## [What you should do]
Select, from the data, each line where "Descrição" occurs.

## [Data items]
+ + +
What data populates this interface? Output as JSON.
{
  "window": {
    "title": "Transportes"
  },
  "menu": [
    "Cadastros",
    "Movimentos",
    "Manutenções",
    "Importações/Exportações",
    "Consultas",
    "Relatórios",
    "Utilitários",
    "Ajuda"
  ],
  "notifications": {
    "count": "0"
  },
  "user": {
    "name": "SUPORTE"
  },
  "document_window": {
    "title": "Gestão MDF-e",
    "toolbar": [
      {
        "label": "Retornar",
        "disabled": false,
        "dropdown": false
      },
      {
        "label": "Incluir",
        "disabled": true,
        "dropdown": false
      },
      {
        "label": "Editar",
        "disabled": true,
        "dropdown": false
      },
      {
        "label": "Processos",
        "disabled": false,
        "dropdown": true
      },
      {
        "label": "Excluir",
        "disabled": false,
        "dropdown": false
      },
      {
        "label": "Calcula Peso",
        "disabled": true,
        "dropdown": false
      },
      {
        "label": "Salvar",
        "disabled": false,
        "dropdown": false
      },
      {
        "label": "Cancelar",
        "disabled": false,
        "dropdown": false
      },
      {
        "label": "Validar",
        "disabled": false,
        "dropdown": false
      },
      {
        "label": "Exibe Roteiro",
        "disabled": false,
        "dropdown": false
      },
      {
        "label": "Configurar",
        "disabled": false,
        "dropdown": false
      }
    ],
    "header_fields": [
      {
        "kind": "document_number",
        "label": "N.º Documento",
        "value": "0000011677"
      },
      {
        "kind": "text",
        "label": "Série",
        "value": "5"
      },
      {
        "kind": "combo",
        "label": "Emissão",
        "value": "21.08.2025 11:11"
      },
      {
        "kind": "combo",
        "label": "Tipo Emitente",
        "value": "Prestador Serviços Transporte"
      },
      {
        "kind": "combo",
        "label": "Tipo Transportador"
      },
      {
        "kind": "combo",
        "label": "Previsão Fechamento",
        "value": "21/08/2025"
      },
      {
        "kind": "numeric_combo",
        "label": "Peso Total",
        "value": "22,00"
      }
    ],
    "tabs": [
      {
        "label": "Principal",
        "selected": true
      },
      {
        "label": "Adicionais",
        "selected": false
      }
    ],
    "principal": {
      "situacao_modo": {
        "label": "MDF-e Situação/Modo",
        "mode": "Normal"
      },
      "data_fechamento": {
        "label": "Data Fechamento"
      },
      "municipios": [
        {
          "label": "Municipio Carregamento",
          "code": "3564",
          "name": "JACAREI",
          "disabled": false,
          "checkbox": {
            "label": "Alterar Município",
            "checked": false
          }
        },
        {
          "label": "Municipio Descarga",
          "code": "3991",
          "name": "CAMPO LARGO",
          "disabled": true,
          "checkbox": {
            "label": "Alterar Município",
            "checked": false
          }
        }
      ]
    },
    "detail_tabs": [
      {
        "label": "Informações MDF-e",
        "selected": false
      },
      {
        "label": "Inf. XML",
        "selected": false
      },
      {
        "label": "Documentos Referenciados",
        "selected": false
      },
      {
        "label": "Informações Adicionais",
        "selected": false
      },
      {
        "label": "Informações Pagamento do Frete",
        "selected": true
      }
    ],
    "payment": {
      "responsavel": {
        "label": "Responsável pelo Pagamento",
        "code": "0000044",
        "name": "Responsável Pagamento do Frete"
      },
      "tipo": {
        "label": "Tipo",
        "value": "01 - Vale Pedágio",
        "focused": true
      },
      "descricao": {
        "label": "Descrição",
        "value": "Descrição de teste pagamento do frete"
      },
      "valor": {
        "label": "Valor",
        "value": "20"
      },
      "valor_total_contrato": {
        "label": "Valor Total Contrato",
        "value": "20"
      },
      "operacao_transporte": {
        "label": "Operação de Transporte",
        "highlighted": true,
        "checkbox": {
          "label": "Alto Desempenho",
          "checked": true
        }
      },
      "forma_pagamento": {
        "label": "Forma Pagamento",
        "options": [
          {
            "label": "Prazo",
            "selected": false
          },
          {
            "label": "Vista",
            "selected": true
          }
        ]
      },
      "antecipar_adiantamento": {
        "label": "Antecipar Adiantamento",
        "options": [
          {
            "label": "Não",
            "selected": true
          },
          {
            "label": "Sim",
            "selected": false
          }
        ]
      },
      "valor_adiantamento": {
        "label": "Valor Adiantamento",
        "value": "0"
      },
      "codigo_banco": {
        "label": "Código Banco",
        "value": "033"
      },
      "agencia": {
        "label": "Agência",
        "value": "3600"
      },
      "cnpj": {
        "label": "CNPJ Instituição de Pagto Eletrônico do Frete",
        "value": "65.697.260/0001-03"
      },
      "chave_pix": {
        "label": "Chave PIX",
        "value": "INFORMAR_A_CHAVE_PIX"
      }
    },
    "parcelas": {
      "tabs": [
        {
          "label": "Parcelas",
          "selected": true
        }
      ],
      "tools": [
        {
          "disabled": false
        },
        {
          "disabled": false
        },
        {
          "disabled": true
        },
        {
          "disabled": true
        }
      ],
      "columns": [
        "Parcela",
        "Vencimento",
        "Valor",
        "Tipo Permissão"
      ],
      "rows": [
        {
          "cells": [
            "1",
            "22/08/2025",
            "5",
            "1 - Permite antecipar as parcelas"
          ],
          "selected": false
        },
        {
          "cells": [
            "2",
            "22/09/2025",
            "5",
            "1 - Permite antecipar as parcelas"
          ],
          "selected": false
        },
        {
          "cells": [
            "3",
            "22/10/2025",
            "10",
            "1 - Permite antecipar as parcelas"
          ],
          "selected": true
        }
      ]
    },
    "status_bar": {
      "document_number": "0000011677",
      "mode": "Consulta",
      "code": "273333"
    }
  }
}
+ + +
## [Solution]
        "label": "Descrição",
        "value": "Descrição de teste pagamento do frete"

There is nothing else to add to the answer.